The city lost power for approximately 12 hours. The northeast side of town was out for even longer.

Without the support of Central Electric and their mobile substation and Consolidated Electrics manpower, the city would have been out of power for a lot longer.

At that time, Central Electric proposed to construct a new substation, along with installing two new transformers and new feeder reclosers. With this agreement, the city would also be transferring ownership of the 69kv transmission line. This would be a cost sharing agreement for the Vandalia substation.

Central Electric expects the substation to cost between $2.65 – $3.15 million. If the city were to rebuild the substation itself, it would cost between $2.5 – $3 million.

With the transferring of the 69kv Line, the city’s cost would only be $1,2 million. The transmission line carries electricity at voltages of 69kv or greater and is used to transmit electric power over relatively long distances, from a central generating station to main substations.

Because the City of Vandalia Electric Department does not have the training or equipment, the city pays Central Electric to repair and maintain the transmission line that carries the electricity to the city. Central Electric controls the operation of the 69kv line and can turn it off at any time if we have trouble.

The Electric Department maintains the distribution lines, which carries electricity at lower voltages of 2.4kv to 4.16kv and is used to distribute power drawn from high-voltage transmission systems to end-use customers.

On Dec. 8, 2020, the city council approved to convey ownership of a new substation and also transfer ownership of its 69KV line, to Central Electric.

Before the substation fire in 2020, staff had started working on some preliminary plans to upgrade the city’s electrical system.

It still needs to convert the remaining circuits from 2400 Delta to 4160Y. After the substation fire, staff felt that it would be best to put this project on hold until after the substation was completed.

Although these upgrades have been put on hold, the city needs to upgrade one of the circuits before the substation is completed.

Before the new substation can be energized, circuit 12 needs to be completely converted from 2400 delta to 4160 volts.

Several years ago, part of this circuit was converted to 4160 volts along with other areas of the electric grid. The long-range goal of the city is to convert all circuits to 4160 volts.
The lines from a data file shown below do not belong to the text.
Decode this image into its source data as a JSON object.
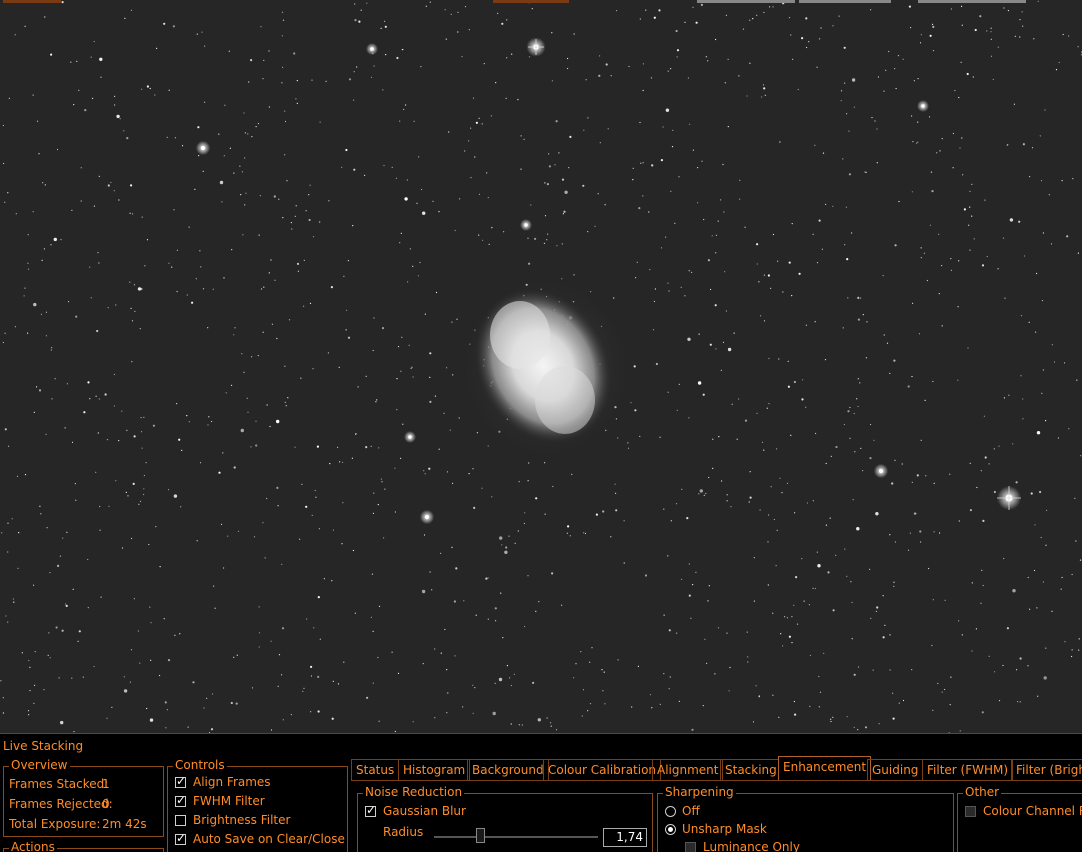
{
  "colors": {
    "accent": "#ff8c28",
    "border": "#8a4a1a",
    "panel_bg": "#000000",
    "sky": "#262626"
  },
  "viewer": {
    "name": "M27 Dumbbell Nebula star field"
  },
  "panel": {
    "title": "Live Stacking",
    "overview": {
      "label": "Overview",
      "frames_stacked_label": "Frames Stacked:",
      "frames_stacked_value": "1",
      "frames_rejected_label": "Frames Rejected:",
      "frames_rejected_value": "0",
      "total_exposure_label": "Total Exposure:",
      "total_exposure_value": "2m 42s"
    },
    "actions": {
      "label": "Actions"
    },
    "controls": {
      "label": "Controls",
      "align_frames": "Align Frames",
      "fwhm_filter": "FWHM Filter",
      "brightness_filter": "Brightness Filter",
      "auto_save": "Auto Save on Clear/Close"
    },
    "tabs": [
      "Status",
      "Histogram",
      "Background",
      "Colour Calibration",
      "Alignment",
      "Stacking",
      "Enhancement",
      "Guiding",
      "Filter (FWHM)",
      "Filter (Brightness)"
    ],
    "active_tab": "Enhancement",
    "noise_reduction": {
      "label": "Noise Reduction",
      "gaussian_blur": "Gaussian Blur",
      "radius_label": "Radius",
      "radius_value": "1,74",
      "radius_fraction": 0.28
    },
    "sharpening": {
      "label": "Sharpening",
      "off": "Off",
      "unsharp_mask": "Unsharp Mask",
      "luminance_only": "Luminance Only"
    },
    "other": {
      "label": "Other",
      "colour_channel": "Colour Channel Re"
    }
  }
}
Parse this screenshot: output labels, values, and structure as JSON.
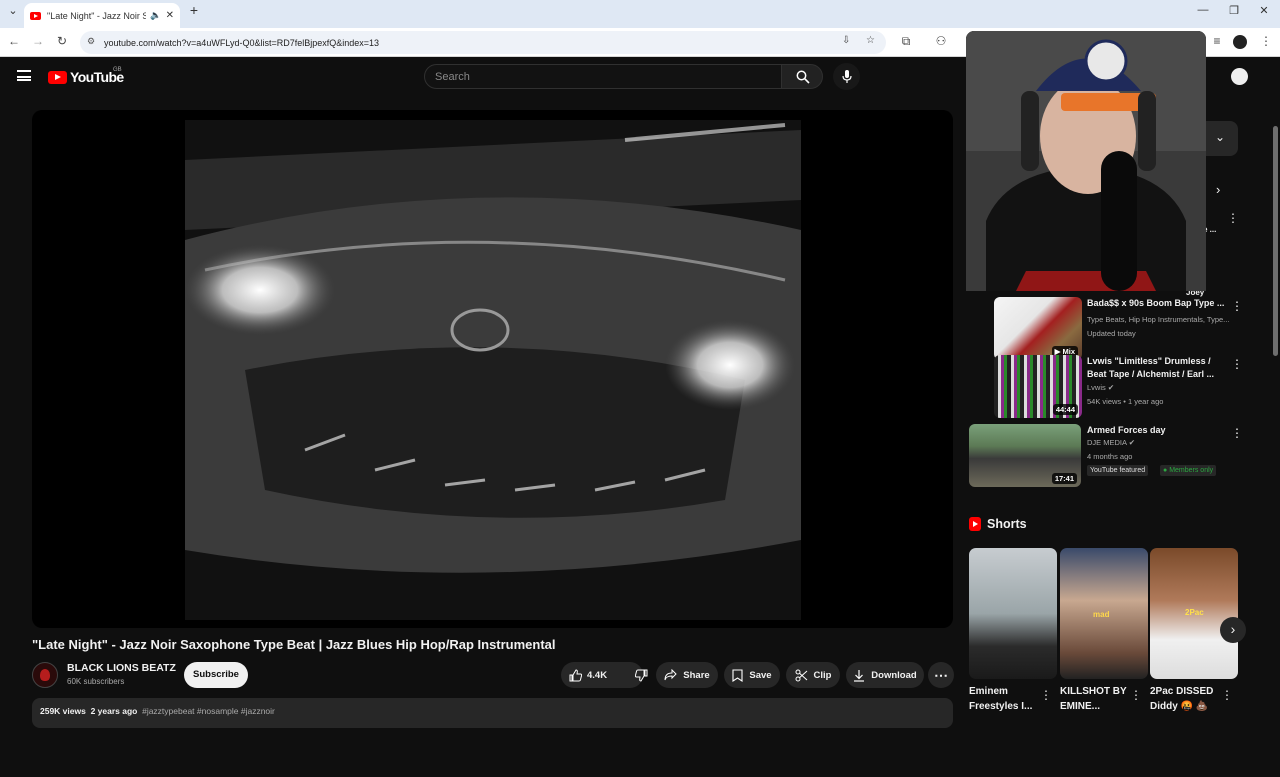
{
  "browser": {
    "tab_title": "\"Late Night\" - Jazz Noir Saxo",
    "url": "youtube.com/watch?v=a4uWFLyd-Q0&list=RD7felBjpexfQ&index=13"
  },
  "header": {
    "logo": "YouTube",
    "country": "GB",
    "search_placeholder": "Search"
  },
  "video": {
    "title": "\"Late Night\" - Jazz Noir Saxophone Type Beat | Jazz Blues Hip Hop/Rap Instrumental",
    "channel": "BLACK LIONS BEATZ",
    "subscribers": "60K subscribers",
    "subscribe_label": "Subscribe",
    "likes": "4.4K",
    "share_label": "Share",
    "save_label": "Save",
    "clip_label": "Clip",
    "download_label": "Download",
    "views": "259K views",
    "age": "2 years ago",
    "tags": "#jazztypebeat #nosample #jazznoir"
  },
  "sidebar": {
    "partial_top_text": "e ...",
    "partial_label": "Joey",
    "items": [
      {
        "title": "Bada$$ x 90s Boom Bap Type ...",
        "line1": "Type Beats, Hip Hop Instrumentals, Type...",
        "line2": "Updated today",
        "duration": "Mix"
      },
      {
        "title": "Lvwis \"Limitless\" Drumless / Beat Tape / Alchemist / Earl ...",
        "line1": "Lvwis",
        "line2": "54K views • 1 year ago",
        "duration": "44:44"
      },
      {
        "title": "Armed Forces day",
        "line1": "DJE MEDIA",
        "line2": "4 months ago",
        "duration": "17:41",
        "badge1": "YouTube featured",
        "badge2": "Members only"
      }
    ],
    "shorts_heading": "Shorts",
    "shorts": [
      {
        "title": "Eminem Freestyles I..."
      },
      {
        "title": "KILLSHOT BY EMINE..."
      },
      {
        "title": "2Pac DISSED Diddy 🤬 💩"
      }
    ],
    "shorts_overlay_2": "mad",
    "shorts_overlay_3": "2Pac"
  },
  "colors": {
    "background": "#0f0f0f",
    "accent": "#ff0000",
    "members_badge": "#2ba640"
  }
}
It has been banking money for many years for this project in the Capital Improvements Fund, Electric 102 Conversion.

The city is recommending using some of those funds to pay for this project. The current balance of the Electric 102 Conversion fund is $860,060.65.

The Board of Aldermen approved Sellenriek Energy LLC to complete the conversion of circuit 12 from 2400 delta to 4160 volts at a cost of $87,264.06. Sellenriek is working on the conversion at this time.

On April 3, the contractors and the city officials and electric employees toured the new substation. The substation is energized and awaiting the conversion of circuit 12.